    It was not a failure, pure and simple, however, in part because it became clear in 2020 that Hong Kong protesters, though failing to achieve the results they hoped for locally had inspired people in many parts of the world with their courage and the creativity of their tactics. The “be water” idea, which stresses the need for flexible tactics and adaptability, that was so crucial to the 2019 Hong Kong struggle proved that it could flow across borders. The strongest evidence for this came from Thailand and it was no accident that expressions of sympathy for Hong Kong came from Thai activists and that expression of solidarity with and support for protesters in places such as Bangkok came from Hong Kong.

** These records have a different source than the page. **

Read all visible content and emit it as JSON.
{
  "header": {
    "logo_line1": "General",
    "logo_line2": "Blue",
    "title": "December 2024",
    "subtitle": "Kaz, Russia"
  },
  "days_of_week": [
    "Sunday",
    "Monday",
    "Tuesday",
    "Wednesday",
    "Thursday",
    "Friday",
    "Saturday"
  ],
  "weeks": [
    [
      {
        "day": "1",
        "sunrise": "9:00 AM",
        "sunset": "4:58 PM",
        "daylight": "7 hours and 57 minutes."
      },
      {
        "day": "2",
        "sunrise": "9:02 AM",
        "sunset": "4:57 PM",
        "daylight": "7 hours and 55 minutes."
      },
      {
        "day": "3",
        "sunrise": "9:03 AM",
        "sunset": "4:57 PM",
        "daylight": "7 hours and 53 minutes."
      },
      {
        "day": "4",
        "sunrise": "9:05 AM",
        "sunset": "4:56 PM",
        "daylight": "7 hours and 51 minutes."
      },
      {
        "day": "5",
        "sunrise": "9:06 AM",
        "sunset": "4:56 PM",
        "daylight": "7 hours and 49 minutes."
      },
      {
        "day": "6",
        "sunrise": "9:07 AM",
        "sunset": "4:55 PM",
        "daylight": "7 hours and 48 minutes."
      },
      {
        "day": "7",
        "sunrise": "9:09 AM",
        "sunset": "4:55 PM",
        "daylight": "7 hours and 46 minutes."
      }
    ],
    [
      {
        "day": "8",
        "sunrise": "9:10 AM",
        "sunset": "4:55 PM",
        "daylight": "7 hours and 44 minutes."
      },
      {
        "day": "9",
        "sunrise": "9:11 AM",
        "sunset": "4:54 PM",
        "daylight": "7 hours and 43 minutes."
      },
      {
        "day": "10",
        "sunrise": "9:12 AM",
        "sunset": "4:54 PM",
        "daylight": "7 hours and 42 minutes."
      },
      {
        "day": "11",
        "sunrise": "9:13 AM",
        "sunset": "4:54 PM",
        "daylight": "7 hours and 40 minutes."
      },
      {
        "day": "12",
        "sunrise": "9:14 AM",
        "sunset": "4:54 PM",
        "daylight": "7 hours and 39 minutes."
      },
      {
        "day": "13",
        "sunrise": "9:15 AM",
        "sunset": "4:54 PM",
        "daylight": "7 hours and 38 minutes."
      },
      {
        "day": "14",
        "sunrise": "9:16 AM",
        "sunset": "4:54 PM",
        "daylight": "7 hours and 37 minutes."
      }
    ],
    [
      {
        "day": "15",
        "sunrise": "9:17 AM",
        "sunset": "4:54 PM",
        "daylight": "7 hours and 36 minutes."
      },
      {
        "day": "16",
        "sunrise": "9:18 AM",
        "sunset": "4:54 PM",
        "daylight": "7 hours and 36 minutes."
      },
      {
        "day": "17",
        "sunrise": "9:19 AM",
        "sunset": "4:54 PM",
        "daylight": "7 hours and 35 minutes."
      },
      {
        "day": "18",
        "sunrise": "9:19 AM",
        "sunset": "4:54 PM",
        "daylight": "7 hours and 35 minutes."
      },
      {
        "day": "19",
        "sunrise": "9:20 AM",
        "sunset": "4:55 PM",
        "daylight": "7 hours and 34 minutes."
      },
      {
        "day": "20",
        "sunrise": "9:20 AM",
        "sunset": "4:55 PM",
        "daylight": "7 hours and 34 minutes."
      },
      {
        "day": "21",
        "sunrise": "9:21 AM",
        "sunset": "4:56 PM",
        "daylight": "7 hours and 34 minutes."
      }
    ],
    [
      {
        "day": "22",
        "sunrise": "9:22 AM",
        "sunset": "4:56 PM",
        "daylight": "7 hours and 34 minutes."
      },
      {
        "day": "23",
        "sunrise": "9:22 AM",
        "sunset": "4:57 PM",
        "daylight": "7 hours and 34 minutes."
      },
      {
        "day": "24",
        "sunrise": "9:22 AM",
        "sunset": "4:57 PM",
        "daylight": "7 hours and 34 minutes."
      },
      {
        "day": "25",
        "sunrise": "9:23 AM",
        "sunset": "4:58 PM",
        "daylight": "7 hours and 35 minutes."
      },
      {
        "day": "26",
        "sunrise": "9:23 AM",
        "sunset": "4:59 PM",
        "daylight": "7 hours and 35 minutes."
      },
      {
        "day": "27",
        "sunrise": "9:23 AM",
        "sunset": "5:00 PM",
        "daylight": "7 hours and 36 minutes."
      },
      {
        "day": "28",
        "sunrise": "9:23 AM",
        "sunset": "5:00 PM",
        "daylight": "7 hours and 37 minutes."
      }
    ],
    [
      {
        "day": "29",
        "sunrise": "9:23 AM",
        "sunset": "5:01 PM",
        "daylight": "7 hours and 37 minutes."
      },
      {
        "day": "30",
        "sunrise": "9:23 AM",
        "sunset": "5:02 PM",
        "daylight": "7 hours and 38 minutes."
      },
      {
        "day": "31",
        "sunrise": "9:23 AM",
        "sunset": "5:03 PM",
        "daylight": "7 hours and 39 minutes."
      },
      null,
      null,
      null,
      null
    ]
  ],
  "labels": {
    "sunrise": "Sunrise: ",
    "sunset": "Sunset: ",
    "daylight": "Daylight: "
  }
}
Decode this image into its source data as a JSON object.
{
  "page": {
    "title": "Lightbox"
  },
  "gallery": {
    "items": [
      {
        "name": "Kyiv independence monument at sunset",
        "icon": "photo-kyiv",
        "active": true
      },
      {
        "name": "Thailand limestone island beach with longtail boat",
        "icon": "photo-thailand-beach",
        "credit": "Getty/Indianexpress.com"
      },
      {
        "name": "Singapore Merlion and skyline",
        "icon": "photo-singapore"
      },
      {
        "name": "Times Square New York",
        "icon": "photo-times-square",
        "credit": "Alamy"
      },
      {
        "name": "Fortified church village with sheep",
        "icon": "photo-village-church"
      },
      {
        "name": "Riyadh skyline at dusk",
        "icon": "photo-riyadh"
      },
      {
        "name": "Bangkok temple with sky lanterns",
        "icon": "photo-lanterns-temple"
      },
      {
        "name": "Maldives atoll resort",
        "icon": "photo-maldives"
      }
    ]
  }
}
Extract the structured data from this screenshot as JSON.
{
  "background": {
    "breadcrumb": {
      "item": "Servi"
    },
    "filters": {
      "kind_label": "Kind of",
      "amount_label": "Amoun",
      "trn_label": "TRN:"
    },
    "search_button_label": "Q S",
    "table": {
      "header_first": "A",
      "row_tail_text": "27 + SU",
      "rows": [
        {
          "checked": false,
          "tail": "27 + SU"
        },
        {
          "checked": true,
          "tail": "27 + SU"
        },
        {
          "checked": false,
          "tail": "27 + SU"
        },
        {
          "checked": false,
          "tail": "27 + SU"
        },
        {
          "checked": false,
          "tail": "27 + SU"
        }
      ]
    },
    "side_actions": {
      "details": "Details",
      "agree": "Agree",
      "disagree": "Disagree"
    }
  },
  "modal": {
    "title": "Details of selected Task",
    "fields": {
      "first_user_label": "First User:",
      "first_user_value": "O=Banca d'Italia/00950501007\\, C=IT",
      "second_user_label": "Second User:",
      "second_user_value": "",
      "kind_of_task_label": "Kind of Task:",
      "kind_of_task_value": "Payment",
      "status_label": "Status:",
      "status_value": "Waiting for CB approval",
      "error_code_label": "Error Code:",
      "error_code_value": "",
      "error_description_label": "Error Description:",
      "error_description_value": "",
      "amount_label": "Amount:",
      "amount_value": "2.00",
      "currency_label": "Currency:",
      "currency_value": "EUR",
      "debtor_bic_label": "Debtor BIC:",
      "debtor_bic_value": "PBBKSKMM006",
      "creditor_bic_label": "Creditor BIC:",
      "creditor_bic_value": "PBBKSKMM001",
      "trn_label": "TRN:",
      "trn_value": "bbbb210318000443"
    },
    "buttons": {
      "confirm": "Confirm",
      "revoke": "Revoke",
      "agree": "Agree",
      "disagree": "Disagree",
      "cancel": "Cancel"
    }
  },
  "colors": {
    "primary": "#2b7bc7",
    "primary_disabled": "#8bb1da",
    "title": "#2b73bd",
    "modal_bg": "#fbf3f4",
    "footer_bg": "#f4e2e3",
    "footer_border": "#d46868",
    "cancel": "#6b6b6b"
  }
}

    In this time when the term “Milk Tea Alliance” is gaining popularity as a phrase that refers to connections across the region that includes Hong Kong and Thailand, it is deeply gratifying to think of my account of the former locale’s struggles being read and discussed in the latter setting. Hong Kong’s story is unique and so, too, is Thailand’s. But there are good reasons why activists from each place have viewed their goals as compatible enough to form bonds with one another, and there are good reasons why those concerned with Hong Kong’s past, present, and future should read more about those of Thailand, and why those concerned with Thailand’s past, present, and future should read more about Hong Kong. I am very pleased, that through the efforts of Netiwit Chotiphatphaisal and his colleagues, my little book can now become a bigger part of this process of exchange of ideas.